Americans build about 40,000 modular homes a year. Imagine if new-home buyers and builders realized all the advantages of building a home in a factory setting. No exposure to the elements. No loss of materials. No work days lost to bad weather. The ability for more precise measurements.
In Prefabulous: The House of Your Dreams Delivered Fresh From the Factory (Taunton Press, $25), Sheri Koones gives readers an up-close-and-personal look at the modular industry. Unlike site-built homes, modular homes often are built stronger, with tighter insulation and more efficient use of materials.
Koones' book examines modular structures from Long Island, N.Y., to San Francisco and building techniques that range from sticks to concrete. If you're considering a new home, this book is a must-buy.
Much of America's architectural heritage is ending up in landfills. Bob Falk and Brad Guy want to change that.

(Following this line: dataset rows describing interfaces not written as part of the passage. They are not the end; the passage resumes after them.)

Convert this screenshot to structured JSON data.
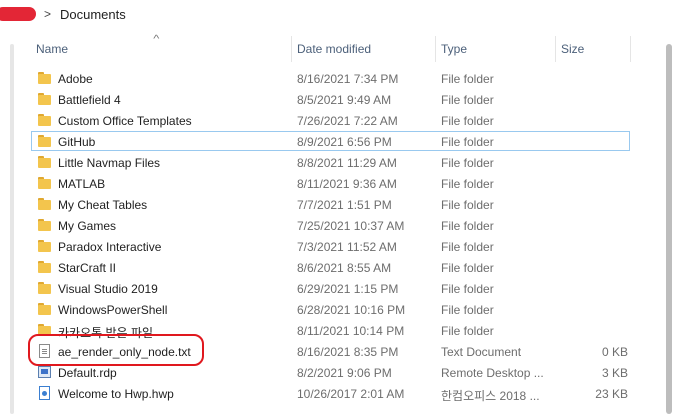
{
  "address": {
    "separator": ">",
    "path": "Documents"
  },
  "columns": {
    "name": "Name",
    "date": "Date modified",
    "type": "Type",
    "size": "Size"
  },
  "rows": [
    {
      "name": "Adobe",
      "date": "8/16/2021 7:34 PM",
      "type": "File folder",
      "size": "",
      "icon": "folder-icon"
    },
    {
      "name": "Battlefield 4",
      "date": "8/5/2021 9:49 AM",
      "type": "File folder",
      "size": "",
      "icon": "folder-icon"
    },
    {
      "name": "Custom Office Templates",
      "date": "7/26/2021 7:22 AM",
      "type": "File folder",
      "size": "",
      "icon": "folder-icon"
    },
    {
      "name": "GitHub",
      "date": "8/9/2021 6:56 PM",
      "type": "File folder",
      "size": "",
      "icon": "folder-icon"
    },
    {
      "name": "Little Navmap Files",
      "date": "8/8/2021 11:29 AM",
      "type": "File folder",
      "size": "",
      "icon": "folder-icon"
    },
    {
      "name": "MATLAB",
      "date": "8/11/2021 9:36 AM",
      "type": "File folder",
      "size": "",
      "icon": "folder-icon"
    },
    {
      "name": "My Cheat Tables",
      "date": "7/7/2021 1:51 PM",
      "type": "File folder",
      "size": "",
      "icon": "folder-icon"
    },
    {
      "name": "My Games",
      "date": "7/25/2021 10:37 AM",
      "type": "File folder",
      "size": "",
      "icon": "folder-icon"
    },
    {
      "name": "Paradox Interactive",
      "date": "7/3/2021 11:52 AM",
      "type": "File folder",
      "size": "",
      "icon": "folder-icon"
    },
    {
      "name": "StarCraft II",
      "date": "8/6/2021 8:55 AM",
      "type": "File folder",
      "size": "",
      "icon": "folder-icon"
    },
    {
      "name": "Visual Studio 2019",
      "date": "6/29/2021 1:15 PM",
      "type": "File folder",
      "size": "",
      "icon": "folder-icon"
    },
    {
      "name": "WindowsPowerShell",
      "date": "6/28/2021 10:16 PM",
      "type": "File folder",
      "size": "",
      "icon": "folder-icon"
    },
    {
      "name": "카카오톡 받은 파일",
      "date": "8/11/2021 10:14 PM",
      "type": "File folder",
      "size": "",
      "icon": "folder-icon"
    },
    {
      "name": "ae_render_only_node.txt",
      "date": "8/16/2021 8:35 PM",
      "type": "Text Document",
      "size": "0 KB",
      "icon": "text-document-icon"
    },
    {
      "name": "Default.rdp",
      "date": "8/2/2021 9:06 PM",
      "type": "Remote Desktop ...",
      "size": "3 KB",
      "icon": "remote-desktop-icon"
    },
    {
      "name": "Welcome to Hwp.hwp",
      "date": "10/26/2017 2:01 AM",
      "type": "한컴오피스 2018 ...",
      "size": "23 KB",
      "icon": "hwp-document-icon"
    }
  ],
  "focused_row": 3,
  "colors": {
    "highlight_outline": "#e0181e",
    "focus_border": "#99c9ef",
    "folder": "#f3c54d"
  }
}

They've written Unbuilding: Salvaging the Architectural Treasures of Unwanted Houses (Taunton Press, $30).
The book is a guide to "unbuilding," or deconstruction, the process of dismantling buildings that otherwise would be razed, to save reusable elements such as building materials and fixtures.
Unbuilding covers the many aspects of deconstruction, including site preparation, safety issues, tools, techniques and resale ideas.